### What to do:
Gather, from the data below, each line in which the word "name" occurs.
*** Opening of Material shown ***
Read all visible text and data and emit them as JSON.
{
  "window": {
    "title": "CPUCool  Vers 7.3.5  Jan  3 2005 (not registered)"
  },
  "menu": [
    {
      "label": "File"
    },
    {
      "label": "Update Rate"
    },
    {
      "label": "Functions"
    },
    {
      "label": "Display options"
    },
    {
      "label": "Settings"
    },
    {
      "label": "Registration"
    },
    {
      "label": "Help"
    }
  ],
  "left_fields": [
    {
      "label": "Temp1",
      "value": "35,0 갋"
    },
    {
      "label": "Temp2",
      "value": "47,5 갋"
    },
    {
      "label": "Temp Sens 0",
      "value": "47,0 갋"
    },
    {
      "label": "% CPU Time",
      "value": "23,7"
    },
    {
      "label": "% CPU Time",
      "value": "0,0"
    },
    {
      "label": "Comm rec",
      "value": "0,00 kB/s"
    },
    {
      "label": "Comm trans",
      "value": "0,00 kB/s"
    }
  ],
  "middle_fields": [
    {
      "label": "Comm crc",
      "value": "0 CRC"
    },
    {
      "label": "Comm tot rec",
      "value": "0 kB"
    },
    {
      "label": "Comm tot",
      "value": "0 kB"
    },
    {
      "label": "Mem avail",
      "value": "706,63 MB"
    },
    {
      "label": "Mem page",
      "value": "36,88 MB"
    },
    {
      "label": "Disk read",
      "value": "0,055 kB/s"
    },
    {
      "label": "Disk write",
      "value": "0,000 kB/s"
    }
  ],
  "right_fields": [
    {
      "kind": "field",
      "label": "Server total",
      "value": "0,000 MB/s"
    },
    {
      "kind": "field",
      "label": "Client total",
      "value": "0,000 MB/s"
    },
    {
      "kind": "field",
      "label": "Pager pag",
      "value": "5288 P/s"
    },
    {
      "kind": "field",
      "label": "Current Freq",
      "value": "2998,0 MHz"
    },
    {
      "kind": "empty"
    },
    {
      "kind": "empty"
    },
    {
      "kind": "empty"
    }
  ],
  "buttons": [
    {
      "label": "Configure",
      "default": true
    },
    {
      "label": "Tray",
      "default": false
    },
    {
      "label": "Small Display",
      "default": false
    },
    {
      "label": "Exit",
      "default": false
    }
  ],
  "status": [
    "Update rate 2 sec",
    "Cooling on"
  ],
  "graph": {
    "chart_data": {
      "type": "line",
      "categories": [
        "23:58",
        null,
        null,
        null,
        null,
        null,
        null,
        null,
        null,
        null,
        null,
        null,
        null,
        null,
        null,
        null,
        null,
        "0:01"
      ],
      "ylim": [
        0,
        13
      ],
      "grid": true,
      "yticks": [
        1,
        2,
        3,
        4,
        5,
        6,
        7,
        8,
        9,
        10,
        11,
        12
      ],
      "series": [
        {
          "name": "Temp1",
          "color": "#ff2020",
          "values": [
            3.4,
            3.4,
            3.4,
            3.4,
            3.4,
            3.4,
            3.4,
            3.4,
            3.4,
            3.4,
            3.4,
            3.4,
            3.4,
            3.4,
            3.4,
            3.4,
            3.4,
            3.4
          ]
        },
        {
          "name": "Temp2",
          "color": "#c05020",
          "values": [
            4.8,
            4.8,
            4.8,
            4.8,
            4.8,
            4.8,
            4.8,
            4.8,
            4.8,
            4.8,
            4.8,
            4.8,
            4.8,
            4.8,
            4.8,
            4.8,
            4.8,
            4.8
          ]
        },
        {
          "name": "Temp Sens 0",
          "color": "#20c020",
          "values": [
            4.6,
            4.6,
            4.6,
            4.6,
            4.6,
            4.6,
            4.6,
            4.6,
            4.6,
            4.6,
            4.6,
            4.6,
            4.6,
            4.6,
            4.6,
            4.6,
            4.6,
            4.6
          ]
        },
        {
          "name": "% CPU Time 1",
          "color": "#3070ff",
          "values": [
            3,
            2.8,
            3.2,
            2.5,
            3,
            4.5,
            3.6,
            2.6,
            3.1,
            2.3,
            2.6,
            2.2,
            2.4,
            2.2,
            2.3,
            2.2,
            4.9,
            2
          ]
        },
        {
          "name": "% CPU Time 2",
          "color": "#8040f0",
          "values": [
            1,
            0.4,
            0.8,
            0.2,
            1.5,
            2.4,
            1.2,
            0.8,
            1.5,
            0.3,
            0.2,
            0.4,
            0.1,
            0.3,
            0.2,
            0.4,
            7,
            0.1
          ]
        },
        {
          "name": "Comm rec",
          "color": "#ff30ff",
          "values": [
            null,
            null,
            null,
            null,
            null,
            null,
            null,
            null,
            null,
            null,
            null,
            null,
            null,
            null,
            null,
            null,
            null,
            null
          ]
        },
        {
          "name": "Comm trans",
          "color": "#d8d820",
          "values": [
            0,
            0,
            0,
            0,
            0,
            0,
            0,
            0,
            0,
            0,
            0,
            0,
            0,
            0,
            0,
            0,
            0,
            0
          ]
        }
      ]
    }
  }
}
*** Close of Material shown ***
### Result for this task:
          "name": "Temp1",
          "name": "Temp2",
          "name": "Temp Sens 0",
          "name": "% CPU Time 1",
          "name": "% CPU Time 2",
          "name": "Comm rec",
          "name": "Comm trans",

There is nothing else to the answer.